Some of their behaviors, like being aggressive, are a means to get defensive and find comfort and safety.
Other behaviors, on the other hand, are just your dog’s way to alleviate themselves from the stress and anxiety.
And yes, one of those behaviors to help them alleviate stress is by eating insects like flies.
What Other Insects Can Harm Your Dog?
Guess what?

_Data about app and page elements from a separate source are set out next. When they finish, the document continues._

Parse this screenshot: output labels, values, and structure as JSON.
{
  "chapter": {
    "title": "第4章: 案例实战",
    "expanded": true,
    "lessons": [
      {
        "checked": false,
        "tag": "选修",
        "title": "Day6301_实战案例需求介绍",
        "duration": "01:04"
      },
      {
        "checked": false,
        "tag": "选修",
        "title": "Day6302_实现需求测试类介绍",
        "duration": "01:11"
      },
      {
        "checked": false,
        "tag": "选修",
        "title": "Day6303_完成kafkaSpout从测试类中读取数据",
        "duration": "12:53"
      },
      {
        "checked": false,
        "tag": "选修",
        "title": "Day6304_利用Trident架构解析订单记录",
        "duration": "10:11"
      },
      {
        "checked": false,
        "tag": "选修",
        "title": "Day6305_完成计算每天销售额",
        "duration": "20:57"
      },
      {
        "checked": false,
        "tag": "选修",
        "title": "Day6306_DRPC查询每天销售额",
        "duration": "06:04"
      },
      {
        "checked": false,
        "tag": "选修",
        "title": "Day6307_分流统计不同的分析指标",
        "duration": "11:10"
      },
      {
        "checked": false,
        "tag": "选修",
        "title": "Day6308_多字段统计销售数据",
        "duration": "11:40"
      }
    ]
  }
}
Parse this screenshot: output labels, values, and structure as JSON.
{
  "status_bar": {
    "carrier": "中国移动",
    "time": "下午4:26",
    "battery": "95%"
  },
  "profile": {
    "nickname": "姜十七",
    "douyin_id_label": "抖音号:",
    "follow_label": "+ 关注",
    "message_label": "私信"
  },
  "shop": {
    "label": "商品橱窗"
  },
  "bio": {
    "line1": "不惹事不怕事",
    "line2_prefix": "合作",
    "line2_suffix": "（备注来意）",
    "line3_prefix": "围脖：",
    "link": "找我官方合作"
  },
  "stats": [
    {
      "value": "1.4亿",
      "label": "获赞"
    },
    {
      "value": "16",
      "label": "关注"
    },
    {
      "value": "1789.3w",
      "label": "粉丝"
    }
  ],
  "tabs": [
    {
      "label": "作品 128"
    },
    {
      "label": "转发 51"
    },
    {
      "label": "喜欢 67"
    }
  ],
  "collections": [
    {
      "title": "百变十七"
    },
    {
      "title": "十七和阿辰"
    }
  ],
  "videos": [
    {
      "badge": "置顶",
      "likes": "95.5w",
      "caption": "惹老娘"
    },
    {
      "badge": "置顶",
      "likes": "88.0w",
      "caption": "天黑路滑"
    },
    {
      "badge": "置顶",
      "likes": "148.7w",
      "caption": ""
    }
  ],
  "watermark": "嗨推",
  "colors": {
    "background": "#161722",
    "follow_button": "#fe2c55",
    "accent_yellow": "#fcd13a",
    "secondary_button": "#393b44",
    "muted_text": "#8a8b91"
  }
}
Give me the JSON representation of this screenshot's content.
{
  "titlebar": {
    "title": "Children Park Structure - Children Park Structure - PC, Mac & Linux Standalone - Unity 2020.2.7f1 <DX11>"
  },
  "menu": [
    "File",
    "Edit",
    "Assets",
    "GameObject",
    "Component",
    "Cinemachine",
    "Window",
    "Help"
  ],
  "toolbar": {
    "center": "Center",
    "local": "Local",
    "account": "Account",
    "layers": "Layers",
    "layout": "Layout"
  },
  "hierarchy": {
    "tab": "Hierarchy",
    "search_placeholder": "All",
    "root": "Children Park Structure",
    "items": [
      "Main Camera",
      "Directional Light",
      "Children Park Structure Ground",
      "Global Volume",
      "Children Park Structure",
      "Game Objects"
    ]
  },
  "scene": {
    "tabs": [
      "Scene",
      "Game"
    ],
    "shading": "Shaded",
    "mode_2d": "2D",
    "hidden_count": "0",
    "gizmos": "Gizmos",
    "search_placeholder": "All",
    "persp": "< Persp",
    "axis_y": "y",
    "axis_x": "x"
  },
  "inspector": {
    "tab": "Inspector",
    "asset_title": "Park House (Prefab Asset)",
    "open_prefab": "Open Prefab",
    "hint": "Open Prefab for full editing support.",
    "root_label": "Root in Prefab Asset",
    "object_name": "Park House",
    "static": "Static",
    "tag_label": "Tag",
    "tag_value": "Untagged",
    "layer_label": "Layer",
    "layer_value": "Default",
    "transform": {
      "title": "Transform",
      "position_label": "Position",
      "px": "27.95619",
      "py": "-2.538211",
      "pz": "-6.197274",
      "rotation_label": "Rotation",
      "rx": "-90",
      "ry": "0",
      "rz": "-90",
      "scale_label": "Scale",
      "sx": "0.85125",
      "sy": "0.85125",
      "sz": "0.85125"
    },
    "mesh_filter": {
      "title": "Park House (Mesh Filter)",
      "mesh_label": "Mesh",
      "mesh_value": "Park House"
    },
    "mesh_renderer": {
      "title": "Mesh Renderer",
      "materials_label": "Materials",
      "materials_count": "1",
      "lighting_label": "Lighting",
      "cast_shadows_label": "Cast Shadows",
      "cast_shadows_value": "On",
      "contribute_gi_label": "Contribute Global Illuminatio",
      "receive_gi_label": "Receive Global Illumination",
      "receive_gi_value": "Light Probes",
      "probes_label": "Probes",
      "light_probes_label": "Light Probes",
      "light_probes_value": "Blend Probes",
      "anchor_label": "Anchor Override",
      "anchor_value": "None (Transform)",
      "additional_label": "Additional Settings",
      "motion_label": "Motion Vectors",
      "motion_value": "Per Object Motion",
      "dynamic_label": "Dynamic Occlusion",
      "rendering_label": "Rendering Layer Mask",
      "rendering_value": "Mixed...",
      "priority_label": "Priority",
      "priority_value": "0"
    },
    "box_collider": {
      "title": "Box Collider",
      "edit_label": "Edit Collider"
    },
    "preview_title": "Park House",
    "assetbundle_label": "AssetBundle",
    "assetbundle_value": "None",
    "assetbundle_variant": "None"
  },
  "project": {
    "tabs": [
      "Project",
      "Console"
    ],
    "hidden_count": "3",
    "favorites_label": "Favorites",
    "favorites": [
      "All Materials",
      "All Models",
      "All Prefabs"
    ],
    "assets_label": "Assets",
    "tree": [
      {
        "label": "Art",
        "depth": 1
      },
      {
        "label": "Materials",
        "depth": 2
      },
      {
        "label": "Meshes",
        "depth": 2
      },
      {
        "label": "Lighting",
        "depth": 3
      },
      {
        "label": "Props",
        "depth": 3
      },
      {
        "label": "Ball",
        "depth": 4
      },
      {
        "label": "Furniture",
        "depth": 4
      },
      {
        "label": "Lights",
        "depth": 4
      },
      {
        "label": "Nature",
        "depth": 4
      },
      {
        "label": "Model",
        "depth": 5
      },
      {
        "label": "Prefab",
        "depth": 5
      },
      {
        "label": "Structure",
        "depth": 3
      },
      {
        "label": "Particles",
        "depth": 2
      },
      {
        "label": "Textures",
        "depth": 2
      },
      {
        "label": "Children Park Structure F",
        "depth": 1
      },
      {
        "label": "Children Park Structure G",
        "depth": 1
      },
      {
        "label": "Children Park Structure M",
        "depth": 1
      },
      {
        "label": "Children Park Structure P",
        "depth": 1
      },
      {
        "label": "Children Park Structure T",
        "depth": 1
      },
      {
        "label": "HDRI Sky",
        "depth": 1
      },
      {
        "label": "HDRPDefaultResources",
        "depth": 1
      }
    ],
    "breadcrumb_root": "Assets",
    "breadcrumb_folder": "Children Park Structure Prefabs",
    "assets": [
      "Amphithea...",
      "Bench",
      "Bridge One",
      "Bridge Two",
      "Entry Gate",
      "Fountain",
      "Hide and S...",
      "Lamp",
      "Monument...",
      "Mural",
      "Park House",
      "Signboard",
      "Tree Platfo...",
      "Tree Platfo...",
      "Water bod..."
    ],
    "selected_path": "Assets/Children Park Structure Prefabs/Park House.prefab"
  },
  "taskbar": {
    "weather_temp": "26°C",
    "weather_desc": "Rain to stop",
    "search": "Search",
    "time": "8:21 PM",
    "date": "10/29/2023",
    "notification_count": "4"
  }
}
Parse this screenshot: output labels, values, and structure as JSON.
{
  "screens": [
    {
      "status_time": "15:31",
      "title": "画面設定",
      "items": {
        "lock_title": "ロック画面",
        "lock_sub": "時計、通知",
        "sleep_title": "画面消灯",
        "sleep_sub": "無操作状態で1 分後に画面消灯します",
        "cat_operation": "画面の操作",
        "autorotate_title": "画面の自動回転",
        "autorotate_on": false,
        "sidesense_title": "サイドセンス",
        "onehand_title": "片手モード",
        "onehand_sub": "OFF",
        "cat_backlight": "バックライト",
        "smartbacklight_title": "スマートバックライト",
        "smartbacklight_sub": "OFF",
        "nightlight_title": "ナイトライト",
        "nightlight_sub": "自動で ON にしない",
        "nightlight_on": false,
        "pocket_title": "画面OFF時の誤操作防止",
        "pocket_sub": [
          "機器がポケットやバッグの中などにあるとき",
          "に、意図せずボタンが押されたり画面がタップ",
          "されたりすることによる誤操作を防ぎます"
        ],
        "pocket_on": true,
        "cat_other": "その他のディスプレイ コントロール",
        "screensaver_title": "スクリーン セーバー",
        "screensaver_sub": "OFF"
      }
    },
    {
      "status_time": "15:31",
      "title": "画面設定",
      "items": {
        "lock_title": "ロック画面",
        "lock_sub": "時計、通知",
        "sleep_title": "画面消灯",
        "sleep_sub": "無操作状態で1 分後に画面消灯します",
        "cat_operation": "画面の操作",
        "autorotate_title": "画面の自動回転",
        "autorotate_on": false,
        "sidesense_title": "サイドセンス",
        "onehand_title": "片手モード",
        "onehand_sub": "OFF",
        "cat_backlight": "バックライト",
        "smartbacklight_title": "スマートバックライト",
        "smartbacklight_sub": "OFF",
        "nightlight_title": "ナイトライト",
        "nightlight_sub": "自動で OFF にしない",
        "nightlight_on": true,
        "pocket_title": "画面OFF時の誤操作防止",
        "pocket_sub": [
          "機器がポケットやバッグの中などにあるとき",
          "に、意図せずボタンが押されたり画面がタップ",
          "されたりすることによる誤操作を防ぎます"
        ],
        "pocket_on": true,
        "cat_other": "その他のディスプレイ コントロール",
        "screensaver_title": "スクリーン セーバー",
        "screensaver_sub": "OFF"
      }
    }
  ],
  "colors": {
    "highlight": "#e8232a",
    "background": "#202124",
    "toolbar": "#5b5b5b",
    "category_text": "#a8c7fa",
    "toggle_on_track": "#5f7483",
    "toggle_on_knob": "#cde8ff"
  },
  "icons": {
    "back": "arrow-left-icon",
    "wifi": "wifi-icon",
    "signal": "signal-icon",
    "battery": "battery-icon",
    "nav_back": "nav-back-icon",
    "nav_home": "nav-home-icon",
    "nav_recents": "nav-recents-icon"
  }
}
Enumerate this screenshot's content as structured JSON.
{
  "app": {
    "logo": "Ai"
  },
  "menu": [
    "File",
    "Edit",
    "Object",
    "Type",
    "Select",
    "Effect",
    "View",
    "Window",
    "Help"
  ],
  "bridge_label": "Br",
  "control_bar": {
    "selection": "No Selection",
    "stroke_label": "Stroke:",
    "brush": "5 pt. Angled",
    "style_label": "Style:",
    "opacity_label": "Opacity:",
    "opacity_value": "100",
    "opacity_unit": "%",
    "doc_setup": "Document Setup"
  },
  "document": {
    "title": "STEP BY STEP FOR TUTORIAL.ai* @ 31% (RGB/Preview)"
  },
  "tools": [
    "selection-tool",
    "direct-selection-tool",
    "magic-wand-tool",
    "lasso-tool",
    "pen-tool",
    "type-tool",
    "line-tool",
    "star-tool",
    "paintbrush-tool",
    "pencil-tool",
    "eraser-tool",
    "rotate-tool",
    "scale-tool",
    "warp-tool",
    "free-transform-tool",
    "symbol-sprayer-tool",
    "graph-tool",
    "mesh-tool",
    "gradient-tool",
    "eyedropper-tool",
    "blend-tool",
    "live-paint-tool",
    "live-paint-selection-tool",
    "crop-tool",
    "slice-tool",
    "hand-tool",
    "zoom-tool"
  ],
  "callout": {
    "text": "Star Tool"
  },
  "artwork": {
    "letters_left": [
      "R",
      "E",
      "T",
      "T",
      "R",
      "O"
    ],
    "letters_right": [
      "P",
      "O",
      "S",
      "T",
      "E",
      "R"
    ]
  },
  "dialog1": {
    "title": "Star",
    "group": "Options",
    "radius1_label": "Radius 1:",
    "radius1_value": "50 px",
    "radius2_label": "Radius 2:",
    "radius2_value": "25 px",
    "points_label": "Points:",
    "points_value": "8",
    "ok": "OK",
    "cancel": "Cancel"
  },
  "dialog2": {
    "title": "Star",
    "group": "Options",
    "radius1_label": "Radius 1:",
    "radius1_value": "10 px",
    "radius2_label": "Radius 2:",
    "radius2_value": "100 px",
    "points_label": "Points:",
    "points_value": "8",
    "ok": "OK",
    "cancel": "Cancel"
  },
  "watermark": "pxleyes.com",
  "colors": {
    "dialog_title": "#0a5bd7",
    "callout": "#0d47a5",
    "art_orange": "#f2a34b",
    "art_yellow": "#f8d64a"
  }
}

It’s not only the flies that you look out for!
Turns out that there are a lot of insects that can inflict harm on your dogs.
And if you’re not careful, that insect that your dog ate can be its last.
Below are some of the common insects that can harm your dog.
Steer your dog away and prevent them from trying to eat these insects.
Bees and Wasps
Your dog is not safe from bees.
Even honeybees have mild venom on their stings that can cause inflammation or irritation.
And like humans, dogs also get varied reactions from the stings depending on how their body reacts to them.
Some dogs can survive unscathed after receiving a few stings from them.
While other dogs can go into a life-threatening anaphylactic shock from just one sting.
And that’s only a group of tamer bee species that we’re talking about!
Imagine what wild bees and wasps can do to your dog.
Unfortunately, it’s common for dogs to prey upon these stinging insects as a mid-air snack.
The stings would eventually pop out and reveal itself as the bee’s means of defense against its predator.
Such an exposed sting can potentially prick your dog’s mouth or esophagus as it eats its prey.
Spiders are generally harmless to dogs, but you should keep them away from them anyway.
There’s only a handful of spiders in the spider species list that are venomous, but these spiders can pack some potent toxins in their bites.
Some species, like the black widow or the brown recluse, can send your dog into a world of pain.
So, keep your eye on what small critters your dog is eating.
Spiders may not be poisonous when ingested, but they can still wriggle and place a bite on your poor dog as it eats them.
Bright-Colored Caterpillars and Insects
If there’s something that nature taught you, is avoiding wild creatures with bright and unnatural colors.
Aposematism is the use of colors to warn their predators of how many toxins they have in their bodies.
And this feature is being used by caterpillars and insects too!
Unfortunately, dogs have limited vision of colors as they can’t see green or red.
But some aposematic insects and larvae use these colors to warn predators.
Lucky for your dog, you can see them.
And you can help them avoid an untimely accident by steering them away from these trouble bugs.
My Dog Ate a Fly: Final Thoughts
My dog ate a fly! Is my dog in any danger?
Yes and no.
Houseflies, on their own, are neither poisonous nor venomous, so your dogs are safe even if they’ve ingested one.
That being said, they’re vectors of various diseases and microbes.
Heck, they can even absorb toxins from pesticides, which would make your dog sick.
That’s why it’s essential to monitor your dog and check its state for a few days. Not hours, days!
And when you place a call with your vet, report everything you’ve observed after your dog ate a fly.
Observe your dog’s condition and take it to the hospital if there are noticeable to severe symptoms.
If you found this blog helpful, you might want to check out related articles about other things that your dog might accidentally eat.